**Exercise requirements:** A complete, unaltered copy of the listing is needed. Write it out.

**Records:**
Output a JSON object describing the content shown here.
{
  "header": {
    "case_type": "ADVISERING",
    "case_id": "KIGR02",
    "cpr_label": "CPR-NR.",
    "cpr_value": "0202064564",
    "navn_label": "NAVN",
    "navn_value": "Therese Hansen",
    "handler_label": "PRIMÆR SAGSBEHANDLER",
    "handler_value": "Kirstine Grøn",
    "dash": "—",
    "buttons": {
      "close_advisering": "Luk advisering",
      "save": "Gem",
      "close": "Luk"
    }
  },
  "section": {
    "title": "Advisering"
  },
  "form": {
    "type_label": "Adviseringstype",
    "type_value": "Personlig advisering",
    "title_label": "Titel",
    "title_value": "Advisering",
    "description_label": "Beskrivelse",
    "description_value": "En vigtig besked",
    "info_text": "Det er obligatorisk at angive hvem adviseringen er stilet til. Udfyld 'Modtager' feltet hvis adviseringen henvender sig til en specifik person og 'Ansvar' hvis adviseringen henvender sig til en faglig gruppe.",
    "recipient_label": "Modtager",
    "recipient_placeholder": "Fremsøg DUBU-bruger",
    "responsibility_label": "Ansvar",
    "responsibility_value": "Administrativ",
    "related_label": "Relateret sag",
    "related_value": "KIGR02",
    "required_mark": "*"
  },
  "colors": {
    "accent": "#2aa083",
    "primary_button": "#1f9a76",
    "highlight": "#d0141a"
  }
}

**Solution for this exercise:**
Output a JSON object describing the content shown here.
{
  "header": {
    "case_type": "ADVISERING",
    "case_id": "KIGR02",
    "cpr_label": "CPR-NR.",
    "cpr_value": "0202064564",
    "navn_label": "NAVN",
    "navn_value": "Therese Hansen",
    "handler_label": "PRIMÆR SAGSBEHANDLER",
    "handler_value": "Kirstine Grøn",
    "dash": "—",
    "buttons": {
      "close_advisering": "Luk advisering",
      "save": "Gem",
      "close": "Luk"
    }
  },
  "section": {
    "title": "Advisering"
  },
  "form": {
    "type_label": "Adviseringstype",
    "type_value": "Personlig advisering",
    "title_label": "Titel",
    "title_value": "Advisering",
    "description_label": "Beskrivelse",
    "description_value": "En vigtig besked",
    "info_text": "Det er obligatorisk at angive hvem adviseringen er stilet til. Udfyld 'Modtager' feltet hvis adviseringen henvender sig til en specifik person og 'Ansvar' hvis adviseringen henvender sig til en faglig gruppe.",
    "recipient_label": "Modtager",
    "recipient_placeholder": "Fremsøg DUBU-bruger",
    "responsibility_label": "Ansvar",
    "responsibility_value": "Administrativ",
    "related_label": "Relateret sag",
    "related_value": "KIGR02",
    "required_mark": "*"
  },
  "colors": {
    "accent": "#2aa083",
    "primary_button": "#1f9a76",
    "highlight": "#d0141a"
  }
}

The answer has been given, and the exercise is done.